Here is a block of records. Copy every one of them exactly.

Dataset extract START

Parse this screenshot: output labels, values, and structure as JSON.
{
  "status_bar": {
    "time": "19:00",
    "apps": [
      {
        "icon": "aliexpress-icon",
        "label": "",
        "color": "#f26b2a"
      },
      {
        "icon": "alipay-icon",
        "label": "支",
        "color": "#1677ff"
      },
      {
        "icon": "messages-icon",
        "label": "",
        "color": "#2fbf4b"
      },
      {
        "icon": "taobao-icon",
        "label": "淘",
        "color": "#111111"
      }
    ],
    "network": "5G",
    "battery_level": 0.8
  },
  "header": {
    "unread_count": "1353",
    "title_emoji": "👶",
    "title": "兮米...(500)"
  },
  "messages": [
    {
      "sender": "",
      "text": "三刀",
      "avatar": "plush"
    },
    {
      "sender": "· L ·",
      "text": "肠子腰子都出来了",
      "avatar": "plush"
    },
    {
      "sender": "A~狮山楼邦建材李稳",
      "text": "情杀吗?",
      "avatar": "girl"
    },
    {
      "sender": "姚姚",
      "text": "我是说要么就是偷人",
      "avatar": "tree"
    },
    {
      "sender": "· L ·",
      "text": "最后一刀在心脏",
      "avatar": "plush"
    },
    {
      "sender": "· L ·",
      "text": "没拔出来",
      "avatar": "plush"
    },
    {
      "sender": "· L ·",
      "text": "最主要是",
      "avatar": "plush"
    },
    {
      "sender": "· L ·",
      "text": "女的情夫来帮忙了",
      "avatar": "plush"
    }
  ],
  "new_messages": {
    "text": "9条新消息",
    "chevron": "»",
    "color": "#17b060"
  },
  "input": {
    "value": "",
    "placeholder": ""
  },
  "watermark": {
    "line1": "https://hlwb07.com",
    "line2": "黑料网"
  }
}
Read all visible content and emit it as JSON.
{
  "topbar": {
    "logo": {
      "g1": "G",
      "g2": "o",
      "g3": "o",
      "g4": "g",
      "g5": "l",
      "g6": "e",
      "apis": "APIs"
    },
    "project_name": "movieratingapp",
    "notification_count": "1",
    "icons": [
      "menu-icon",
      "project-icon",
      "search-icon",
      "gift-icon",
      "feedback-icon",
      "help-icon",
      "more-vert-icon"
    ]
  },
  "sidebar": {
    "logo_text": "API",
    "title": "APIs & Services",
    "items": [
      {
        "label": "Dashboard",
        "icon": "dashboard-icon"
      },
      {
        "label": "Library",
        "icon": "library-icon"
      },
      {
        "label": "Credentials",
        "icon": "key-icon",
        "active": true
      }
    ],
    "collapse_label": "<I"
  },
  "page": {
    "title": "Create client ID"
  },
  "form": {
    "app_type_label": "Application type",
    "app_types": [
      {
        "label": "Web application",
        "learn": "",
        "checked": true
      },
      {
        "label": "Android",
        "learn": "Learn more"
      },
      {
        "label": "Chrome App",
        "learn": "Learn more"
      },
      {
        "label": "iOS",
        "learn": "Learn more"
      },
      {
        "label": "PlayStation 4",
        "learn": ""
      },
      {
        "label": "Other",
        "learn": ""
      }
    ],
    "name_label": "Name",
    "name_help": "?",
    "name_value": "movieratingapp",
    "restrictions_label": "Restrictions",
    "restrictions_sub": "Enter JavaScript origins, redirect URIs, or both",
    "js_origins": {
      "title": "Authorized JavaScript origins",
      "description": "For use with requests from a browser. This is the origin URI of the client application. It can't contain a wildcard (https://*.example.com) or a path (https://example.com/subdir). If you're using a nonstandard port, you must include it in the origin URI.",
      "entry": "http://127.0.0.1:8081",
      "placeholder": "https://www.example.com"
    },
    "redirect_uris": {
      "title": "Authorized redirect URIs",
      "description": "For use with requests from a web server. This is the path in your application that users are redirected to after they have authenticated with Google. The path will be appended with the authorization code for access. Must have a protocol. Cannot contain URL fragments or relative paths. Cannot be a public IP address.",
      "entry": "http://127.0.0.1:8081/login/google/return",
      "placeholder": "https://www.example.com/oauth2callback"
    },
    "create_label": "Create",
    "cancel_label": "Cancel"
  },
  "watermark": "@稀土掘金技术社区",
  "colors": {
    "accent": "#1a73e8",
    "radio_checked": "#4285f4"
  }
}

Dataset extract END

▶ _Task response_:
Parse this screenshot: output labels, values, and structure as JSON.
{
  "status_bar": {
    "time": "19:00",
    "apps": [
      {
        "icon": "aliexpress-icon",
        "label": "",
        "color": "#f26b2a"
      },
      {
        "icon": "alipay-icon",
        "label": "支",
        "color": "#1677ff"
      },
      {
        "icon": "messages-icon",
        "label": "",
        "color": "#2fbf4b"
      },
      {
        "icon": "taobao-icon",
        "label": "淘",
        "color": "#111111"
      }
    ],
    "network": "5G",
    "battery_level": 0.8
  },
  "header": {
    "unread_count": "1353",
    "title_emoji": "👶",
    "title": "兮米...(500)"
  },
  "messages": [
    {
      "sender": "",
      "text": "三刀",
      "avatar": "plush"
    },
    {
      "sender": "· L ·",
      "text": "肠子腰子都出来了",
      "avatar": "plush"
    },
    {
      "sender": "A~狮山楼邦建材李稳",
      "text": "情杀吗?",
      "avatar": "girl"
    },
    {
      "sender": "姚姚",
      "text": "我是说要么就是偷人",
      "avatar": "tree"
    },
    {
      "sender": "· L ·",
      "text": "最后一刀在心脏",
      "avatar": "plush"
    },
    {
      "sender": "· L ·",
      "text": "没拔出来",
      "avatar": "plush"
    },
    {
      "sender": "· L ·",
      "text": "最主要是",
      "avatar": "plush"
    },
    {
      "sender": "· L ·",
      "text": "女的情夫来帮忙了",
      "avatar": "plush"
    }
  ],
  "new_messages": {
    "text": "9条新消息",
    "chevron": "»",
    "color": "#17b060"
  },
  "input": {
    "value": "",
    "placeholder": ""
  },
  "watermark": {
    "line1": "https://hlwb07.com",
    "line2": "黑料网"
  }
}
Read all visible content and emit it as JSON.
{
  "topbar": {
    "logo": {
      "g1": "G",
      "g2": "o",
      "g3": "o",
      "g4": "g",
      "g5": "l",
      "g6": "e",
      "apis": "APIs"
    },
    "project_name": "movieratingapp",
    "notification_count": "1",
    "icons": [
      "menu-icon",
      "project-icon",
      "search-icon",
      "gift-icon",
      "feedback-icon",
      "help-icon",
      "more-vert-icon"
    ]
  },
  "sidebar": {
    "logo_text": "API",
    "title": "APIs & Services",
    "items": [
      {
        "label": "Dashboard",
        "icon": "dashboard-icon"
      },
      {
        "label": "Library",
        "icon": "library-icon"
      },
      {
        "label": "Credentials",
        "icon": "key-icon",
        "active": true
      }
    ],
    "collapse_label": "<I"
  },
  "page": {
    "title": "Create client ID"
  },
  "form": {
    "app_type_label": "Application type",
    "app_types": [
      {
        "label": "Web application",
        "learn": "",
        "checked": true
      },
      {
        "label": "Android",
        "learn": "Learn more"
      },
      {
        "label": "Chrome App",
        "learn": "Learn more"
      },
      {
        "label": "iOS",
        "learn": "Learn more"
      },
      {
        "label": "PlayStation 4",
        "learn": ""
      },
      {
        "label": "Other",
        "learn": ""
      }
    ],
    "name_label": "Name",
    "name_help": "?",
    "name_value": "movieratingapp",
    "restrictions_label": "Restrictions",
    "restrictions_sub": "Enter JavaScript origins, redirect URIs, or both",
    "js_origins": {
      "title": "Authorized JavaScript origins",
      "description": "For use with requests from a browser. This is the origin URI of the client application. It can't contain a wildcard (https://*.example.com) or a path (https://example.com/subdir). If you're using a nonstandard port, you must include it in the origin URI.",
      "entry": "http://127.0.0.1:8081",
      "placeholder": "https://www.example.com"
    },
    "redirect_uris": {
      "title": "Authorized redirect URIs",
      "description": "For use with requests from a web server. This is the path in your application that users are redirected to after they have authenticated with Google. The path will be appended with the authorization code for access. Must have a protocol. Cannot contain URL fragments or relative paths. Cannot be a public IP address.",
      "entry": "http://127.0.0.1:8081/login/google/return",
      "placeholder": "https://www.example.com/oauth2callback"
    },
    "create_label": "Create",
    "cancel_label": "Cancel"
  },
  "watermark": "@稀土掘金技术社区",
  "colors": {
    "accent": "#1a73e8",
    "radio_checked": "#4285f4"
  }
}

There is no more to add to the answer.